Stack Overflow is a question and answer site for professional and enthusiast programmers. It's 100% free, no registration required.

I have developed sort of a Server Explorer as a module for our web application, and it actually works great. I am doing some refinements to it and there is one problem I don't really know how to tackle.

The Explorer is mainly used to choose pictures from a specified folder and subfolders. As some schools are concerned with distribution of pictures outside of their establishment, we gave them an option to secure their pictures with .htaccess (actually over Web-Interface which in turn sets the .htaccess) if they want to.

When I try to access a folder which is protected by .htaccess, I am prompted a password for each and every picture inside that folder. It is worth noting that teachers tend to do 100+ pictures on every major event and like to cram it into one single folder, so it actually isn't rare that the browser opens up 100+ dialog Boxes.

We are running Perl in the backend so I thought that I could check if a given folder is protected or not before delivering the content to jQuery. Problem is, images can also be protected by a .htaccess from a parent folder.

Is there any secure way to check if an outsider can access these pictures (or files, to keep it generic and open for other uses) before giving out the pictures?

EDIT - Added .htaccess file
## OLEFA AUTH START ##
AuthType Basic
AuthName "192.168.1.120/resources/images/accesstest"
AuthUserFile /home/mike/workspace/olefa//resources/images/accesstest/.htpasswd
require valid-user
## OLEFA AUTH END ##

share|improve this question
    
Is your browser not saving cookies? You shouldn't be prompted over and over for one .htaccess file's password. Something else is wrong, I think. –  Telemachus Aug 28 '09 at 10:29
3  
HTTP Authentication does not use cookies. Most browsers remember the credentials and supply them on subsequent requests. –  Sinan Ünür Aug 28 '09 at 11:51
1  
@Mike I am thinking "works great" is based on limited information. I have seen too many applications that "work great" filled with gaping holes. You are giving your users a false sense of security unless HTTP authentication is happening on a secure (SSL) connection. –  Sinan Ünür Aug 28 '09 at 12:15
    
@Telemachus: It happens because all these pictures are loaded at the same time. @Sinan: The "works great" was related to functionality and not to security. I wanted to make clear that the application works as intended, except for that one extra case that I am explaining. Sorry if I didn't explain it properly. –  Mike Aug 28 '09 at 12:22
    
It sounds like you haven't configured access properly. What does your .htaccess file look like? Before you try to work around this problem, let's see if we can fix it without more code. –  brian d foy Aug 28 '09 at 19:44

2 Answers 2

up vote 1 down vote accepted

An option you might want to explore is storing a non-image placeholder file in each directory and retrieving it before the images. If you fail to retrieve it, you don't do the image pull, and interpret this as meaning the directory is secured against this user.
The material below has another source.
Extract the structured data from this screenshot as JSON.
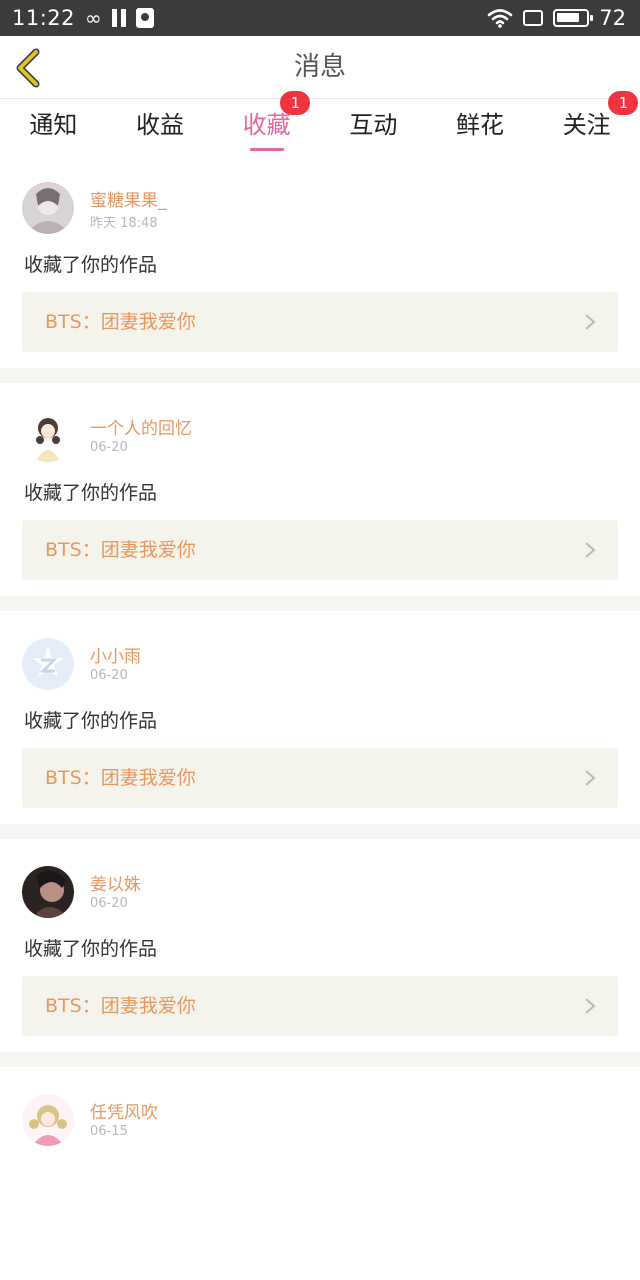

That way, you'll only get a single password dialog popping up, and if they have a valid username and password, the browser will remember it for the image retrievals.
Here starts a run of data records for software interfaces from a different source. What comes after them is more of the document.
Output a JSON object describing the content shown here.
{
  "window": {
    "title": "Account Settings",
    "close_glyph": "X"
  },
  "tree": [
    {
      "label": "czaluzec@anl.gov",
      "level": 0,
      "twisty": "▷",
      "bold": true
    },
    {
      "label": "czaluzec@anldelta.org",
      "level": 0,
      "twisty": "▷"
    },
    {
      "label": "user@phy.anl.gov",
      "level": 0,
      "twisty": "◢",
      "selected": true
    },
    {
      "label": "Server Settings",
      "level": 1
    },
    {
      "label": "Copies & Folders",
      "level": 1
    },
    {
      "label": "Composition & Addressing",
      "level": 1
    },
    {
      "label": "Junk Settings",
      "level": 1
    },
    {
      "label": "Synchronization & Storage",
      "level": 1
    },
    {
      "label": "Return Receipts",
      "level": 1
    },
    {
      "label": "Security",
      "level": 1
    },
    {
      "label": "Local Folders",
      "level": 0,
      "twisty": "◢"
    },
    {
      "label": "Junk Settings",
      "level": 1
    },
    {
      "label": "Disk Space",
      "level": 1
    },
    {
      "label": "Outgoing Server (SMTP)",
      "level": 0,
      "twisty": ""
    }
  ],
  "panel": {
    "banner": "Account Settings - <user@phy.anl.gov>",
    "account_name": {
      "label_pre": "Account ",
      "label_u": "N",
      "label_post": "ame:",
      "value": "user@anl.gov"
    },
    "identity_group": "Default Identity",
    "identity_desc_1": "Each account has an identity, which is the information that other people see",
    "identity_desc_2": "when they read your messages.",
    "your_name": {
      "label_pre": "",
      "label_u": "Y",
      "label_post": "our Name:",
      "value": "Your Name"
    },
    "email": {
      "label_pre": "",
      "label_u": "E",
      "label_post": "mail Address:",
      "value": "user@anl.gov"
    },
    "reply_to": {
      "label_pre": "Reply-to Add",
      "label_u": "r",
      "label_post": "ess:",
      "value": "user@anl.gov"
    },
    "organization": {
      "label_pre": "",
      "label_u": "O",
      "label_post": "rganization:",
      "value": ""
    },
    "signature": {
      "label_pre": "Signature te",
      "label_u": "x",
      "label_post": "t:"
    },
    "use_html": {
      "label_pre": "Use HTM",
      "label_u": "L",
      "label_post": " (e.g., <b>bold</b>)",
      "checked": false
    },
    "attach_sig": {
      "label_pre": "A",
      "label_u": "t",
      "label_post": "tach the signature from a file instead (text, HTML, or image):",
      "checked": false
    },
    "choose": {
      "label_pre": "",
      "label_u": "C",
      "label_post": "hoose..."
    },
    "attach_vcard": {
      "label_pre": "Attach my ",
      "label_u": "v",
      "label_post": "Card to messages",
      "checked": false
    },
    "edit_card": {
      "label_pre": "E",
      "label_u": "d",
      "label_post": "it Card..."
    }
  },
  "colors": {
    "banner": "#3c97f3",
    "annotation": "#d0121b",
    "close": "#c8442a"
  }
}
share|improve this answer
    
There might be a Problem on that, because jQuery return a success if JSON was loaded, independend of if the file is accessible or not. (JSON only delivers the links to the pages while jQuery actually tries to laod them). I was thinking of a way for Perl to find out if something isn't publicly available and if not, return a special parameter so jQuery can ask for credentials before trying to load any pictures (or at least not letting jQuery try to load the pictures or remove that folder altogether from the list). –  Mike Aug 28 '09 at 12:26
1  
So don't go by whether jQuery returned a success; go by whether it retrieved known contents of the placeholder file (for example, the word "success"). –  chaos Aug 28 '09 at 12:34
    
It's also possible that .htaccess contains <Files> directives which restrict specific sets of files, so unless the placeholder file is in that set the technique would break in that case, indicating access is permitted when in fact it is restricted. –  Adam Bellaire Aug 28 '09 at 13:09
    
I'll do it with a combination of what you proposed and a hack, by which I misuse the Apache Error Messages (401 and 200/404) to see if htaccess password was correct or not. Only then will the pictures be loaded in a second request. –  Mike Oct 20 '09 at 6:46

It sounds like you might be building layer-upon-layer of fix it code to a deficient design or process.
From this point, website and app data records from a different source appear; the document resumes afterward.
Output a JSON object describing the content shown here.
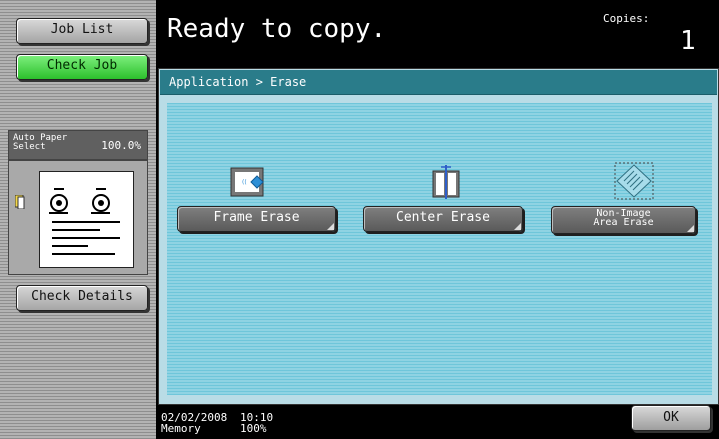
{
  "left_panel": {
    "job_list_label": "Job List",
    "check_job_label": "Check Job",
    "paper_label_line1": "Auto Paper",
    "paper_label_line2": "Select",
    "zoom_label": "100.0%",
    "check_details_label": "Check Details"
  },
  "header": {
    "status": "Ready to copy.",
    "copies_label": "Copies:",
    "copies_value": "1"
  },
  "main": {
    "breadcrumb": "Application > Erase",
    "buttons": {
      "frame_erase": "Frame Erase",
      "center_erase": "Center Erase",
      "non_image_line1": "Non-Image",
      "non_image_line2": "Area Erase"
    }
  },
  "footer": {
    "date": "02/02/2008",
    "memory_label": "Memory",
    "time": "10:10",
    "memory_value": "100%",
    "ok_label": "OK"
  },
  "colors": {
    "check_job_green": "#2cc02c",
    "breadcrumb_teal": "#2a7c8a",
    "content_blue": "#8fd3e3"
  }
}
If you are getting the username-password dialog for every image from the same directory, I initially suspect:

  1. htaccess is somehow misconfigured. Can you show us what you have?
  2. The user-agent isn't sending the authorization header. Look at the HTTP requests to verify that you see an Authorization header. Also look at the response status. Is it 401 or 403?

If you are trying to access resources at different paths, are you using a different realm for every folder? The credentials only apply to the realm that presented the challenge. If you access another realm and you have to start over. How are you specifying that in your htaccess?

Some other things that could help us:

  • What sort of authentication are you using? Basic, Digest, something else?
  • Are you using a custom authorization handler?
share|improve this answer
    
Updated: .htaccess is now in Question –  Mike Aug 31 '09 at 13:16

Your Answer

 
discard

By posting your answer, you agree to the privacy policy and terms of service.

Not the answer you're looking for? Browse other questions tagged or ask your own question.